▶ _Goal of the exercise_
Return the lines below that contain "Lubię".

-*-*-

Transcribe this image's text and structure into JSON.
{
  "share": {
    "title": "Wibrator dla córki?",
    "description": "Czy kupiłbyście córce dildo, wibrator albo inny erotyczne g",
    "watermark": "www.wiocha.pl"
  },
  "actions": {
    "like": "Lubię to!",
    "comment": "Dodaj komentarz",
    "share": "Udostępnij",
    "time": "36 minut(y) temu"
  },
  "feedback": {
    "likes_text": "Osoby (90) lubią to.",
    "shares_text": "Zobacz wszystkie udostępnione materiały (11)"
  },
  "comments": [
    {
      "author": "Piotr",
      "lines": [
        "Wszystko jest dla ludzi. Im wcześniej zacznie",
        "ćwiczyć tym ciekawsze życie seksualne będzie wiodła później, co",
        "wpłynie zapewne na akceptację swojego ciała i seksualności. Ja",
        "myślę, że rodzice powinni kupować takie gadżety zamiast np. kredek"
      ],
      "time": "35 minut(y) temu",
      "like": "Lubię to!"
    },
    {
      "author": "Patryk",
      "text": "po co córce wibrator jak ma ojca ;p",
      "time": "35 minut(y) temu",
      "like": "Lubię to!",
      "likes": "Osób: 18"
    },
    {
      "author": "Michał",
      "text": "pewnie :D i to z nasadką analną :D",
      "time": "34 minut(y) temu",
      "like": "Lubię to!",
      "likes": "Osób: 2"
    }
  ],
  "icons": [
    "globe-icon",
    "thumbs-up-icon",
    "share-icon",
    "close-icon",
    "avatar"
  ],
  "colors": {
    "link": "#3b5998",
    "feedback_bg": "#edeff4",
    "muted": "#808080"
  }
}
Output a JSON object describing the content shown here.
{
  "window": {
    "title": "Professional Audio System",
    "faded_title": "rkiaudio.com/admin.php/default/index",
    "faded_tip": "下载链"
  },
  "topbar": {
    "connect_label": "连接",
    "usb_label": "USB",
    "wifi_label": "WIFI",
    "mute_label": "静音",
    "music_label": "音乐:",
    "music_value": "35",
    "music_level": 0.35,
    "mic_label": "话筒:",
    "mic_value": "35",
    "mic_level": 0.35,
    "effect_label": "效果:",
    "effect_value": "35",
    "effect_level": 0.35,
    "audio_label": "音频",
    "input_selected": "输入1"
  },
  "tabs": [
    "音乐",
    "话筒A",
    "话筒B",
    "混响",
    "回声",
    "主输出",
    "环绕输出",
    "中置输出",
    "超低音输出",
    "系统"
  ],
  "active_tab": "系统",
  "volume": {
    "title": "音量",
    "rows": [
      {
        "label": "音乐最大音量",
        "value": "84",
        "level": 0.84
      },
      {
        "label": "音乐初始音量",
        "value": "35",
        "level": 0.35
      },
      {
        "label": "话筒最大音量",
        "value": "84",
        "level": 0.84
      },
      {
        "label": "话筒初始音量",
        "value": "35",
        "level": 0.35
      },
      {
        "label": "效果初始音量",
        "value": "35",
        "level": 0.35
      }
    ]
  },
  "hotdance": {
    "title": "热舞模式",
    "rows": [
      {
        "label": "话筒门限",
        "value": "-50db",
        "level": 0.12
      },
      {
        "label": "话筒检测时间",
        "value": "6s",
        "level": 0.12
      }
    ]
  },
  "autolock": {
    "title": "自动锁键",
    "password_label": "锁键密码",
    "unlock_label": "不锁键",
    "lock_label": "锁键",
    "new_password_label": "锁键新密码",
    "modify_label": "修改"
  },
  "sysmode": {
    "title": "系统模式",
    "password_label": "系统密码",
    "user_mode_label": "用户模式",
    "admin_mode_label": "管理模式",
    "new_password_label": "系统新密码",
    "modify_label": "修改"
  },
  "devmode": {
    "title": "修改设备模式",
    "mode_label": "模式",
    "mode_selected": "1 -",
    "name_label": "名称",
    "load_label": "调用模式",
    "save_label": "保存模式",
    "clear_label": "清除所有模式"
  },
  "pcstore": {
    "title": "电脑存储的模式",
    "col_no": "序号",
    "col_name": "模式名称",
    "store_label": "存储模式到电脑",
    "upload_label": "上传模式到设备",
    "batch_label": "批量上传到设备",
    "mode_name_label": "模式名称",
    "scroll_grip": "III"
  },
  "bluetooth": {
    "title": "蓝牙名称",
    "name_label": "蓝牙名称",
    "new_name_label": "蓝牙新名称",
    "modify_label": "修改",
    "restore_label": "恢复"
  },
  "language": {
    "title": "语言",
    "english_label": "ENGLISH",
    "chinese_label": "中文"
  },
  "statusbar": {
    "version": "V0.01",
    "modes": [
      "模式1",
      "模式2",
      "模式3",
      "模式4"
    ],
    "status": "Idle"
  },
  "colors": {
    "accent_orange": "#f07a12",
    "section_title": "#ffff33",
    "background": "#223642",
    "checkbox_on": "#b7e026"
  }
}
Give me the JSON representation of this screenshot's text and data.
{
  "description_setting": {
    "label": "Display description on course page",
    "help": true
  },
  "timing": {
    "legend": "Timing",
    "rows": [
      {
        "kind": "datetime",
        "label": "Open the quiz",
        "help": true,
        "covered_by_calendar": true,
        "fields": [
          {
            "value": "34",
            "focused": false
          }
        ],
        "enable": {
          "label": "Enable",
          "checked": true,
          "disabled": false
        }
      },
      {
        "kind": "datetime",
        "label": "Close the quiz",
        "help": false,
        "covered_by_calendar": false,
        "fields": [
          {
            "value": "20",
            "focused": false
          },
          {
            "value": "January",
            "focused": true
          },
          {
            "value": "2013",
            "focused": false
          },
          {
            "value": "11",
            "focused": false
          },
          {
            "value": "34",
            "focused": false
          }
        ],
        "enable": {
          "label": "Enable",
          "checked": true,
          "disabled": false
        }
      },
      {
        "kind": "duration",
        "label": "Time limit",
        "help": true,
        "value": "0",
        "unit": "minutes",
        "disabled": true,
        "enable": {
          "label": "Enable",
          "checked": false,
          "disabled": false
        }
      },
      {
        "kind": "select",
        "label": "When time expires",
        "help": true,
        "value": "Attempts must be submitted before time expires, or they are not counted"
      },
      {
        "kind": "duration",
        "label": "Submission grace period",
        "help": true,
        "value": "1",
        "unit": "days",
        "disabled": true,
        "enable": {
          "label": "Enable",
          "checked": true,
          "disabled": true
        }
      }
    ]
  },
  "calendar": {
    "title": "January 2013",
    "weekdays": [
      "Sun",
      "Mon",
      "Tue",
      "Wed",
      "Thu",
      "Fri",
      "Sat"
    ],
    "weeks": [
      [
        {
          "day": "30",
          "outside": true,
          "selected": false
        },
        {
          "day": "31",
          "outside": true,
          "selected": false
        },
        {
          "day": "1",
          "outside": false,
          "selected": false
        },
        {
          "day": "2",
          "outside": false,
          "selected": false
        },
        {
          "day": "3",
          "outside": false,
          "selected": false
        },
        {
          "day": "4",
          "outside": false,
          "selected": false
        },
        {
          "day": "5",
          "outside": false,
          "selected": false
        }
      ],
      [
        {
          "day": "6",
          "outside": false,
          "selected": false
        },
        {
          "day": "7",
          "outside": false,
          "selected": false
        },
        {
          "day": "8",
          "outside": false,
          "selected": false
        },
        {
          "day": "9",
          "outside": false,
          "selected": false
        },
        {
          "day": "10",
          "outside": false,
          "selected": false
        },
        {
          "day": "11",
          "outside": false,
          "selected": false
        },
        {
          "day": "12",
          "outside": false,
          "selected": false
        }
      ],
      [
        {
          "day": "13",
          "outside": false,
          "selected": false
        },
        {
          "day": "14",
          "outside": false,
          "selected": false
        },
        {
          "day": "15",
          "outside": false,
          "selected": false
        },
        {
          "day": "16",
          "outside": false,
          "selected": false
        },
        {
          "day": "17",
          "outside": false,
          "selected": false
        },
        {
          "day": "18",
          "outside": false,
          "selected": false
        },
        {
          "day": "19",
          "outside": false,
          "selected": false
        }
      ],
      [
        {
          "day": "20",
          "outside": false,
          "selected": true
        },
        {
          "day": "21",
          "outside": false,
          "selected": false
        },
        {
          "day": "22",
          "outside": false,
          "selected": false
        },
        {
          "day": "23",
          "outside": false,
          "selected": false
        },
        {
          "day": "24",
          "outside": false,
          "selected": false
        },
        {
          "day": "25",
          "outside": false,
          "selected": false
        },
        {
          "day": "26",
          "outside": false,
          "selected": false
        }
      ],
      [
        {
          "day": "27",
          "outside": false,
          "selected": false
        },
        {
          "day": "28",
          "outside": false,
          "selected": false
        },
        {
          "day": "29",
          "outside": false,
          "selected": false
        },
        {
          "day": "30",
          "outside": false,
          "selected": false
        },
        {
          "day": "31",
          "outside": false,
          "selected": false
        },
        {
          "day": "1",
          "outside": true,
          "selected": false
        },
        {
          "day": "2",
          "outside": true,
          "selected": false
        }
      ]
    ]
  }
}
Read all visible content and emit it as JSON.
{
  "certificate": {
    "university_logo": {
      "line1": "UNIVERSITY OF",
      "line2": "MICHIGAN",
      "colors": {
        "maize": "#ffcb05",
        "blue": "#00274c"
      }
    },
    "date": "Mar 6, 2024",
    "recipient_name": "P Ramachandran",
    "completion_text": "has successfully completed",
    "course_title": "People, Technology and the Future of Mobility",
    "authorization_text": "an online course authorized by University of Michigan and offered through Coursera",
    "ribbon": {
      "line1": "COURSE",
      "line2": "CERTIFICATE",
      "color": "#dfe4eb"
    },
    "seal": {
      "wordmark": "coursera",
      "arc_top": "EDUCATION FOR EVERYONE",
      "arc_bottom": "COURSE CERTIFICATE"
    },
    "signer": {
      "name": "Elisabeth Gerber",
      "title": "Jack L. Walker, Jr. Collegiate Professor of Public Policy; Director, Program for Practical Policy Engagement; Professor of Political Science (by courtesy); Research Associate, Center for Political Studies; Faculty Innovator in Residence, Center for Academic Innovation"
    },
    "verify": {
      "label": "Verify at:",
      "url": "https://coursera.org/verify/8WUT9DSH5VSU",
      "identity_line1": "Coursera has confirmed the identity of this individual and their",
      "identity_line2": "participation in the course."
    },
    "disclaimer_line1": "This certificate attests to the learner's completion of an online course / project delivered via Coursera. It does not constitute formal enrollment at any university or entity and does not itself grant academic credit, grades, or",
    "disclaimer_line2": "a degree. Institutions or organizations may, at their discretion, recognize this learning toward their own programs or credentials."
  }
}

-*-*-

▶ _Your solution_
    "like": "Lubię to!",
      "like": "Lubię to!"
      "like": "Lubię to!",
      "like": "Lubię to!",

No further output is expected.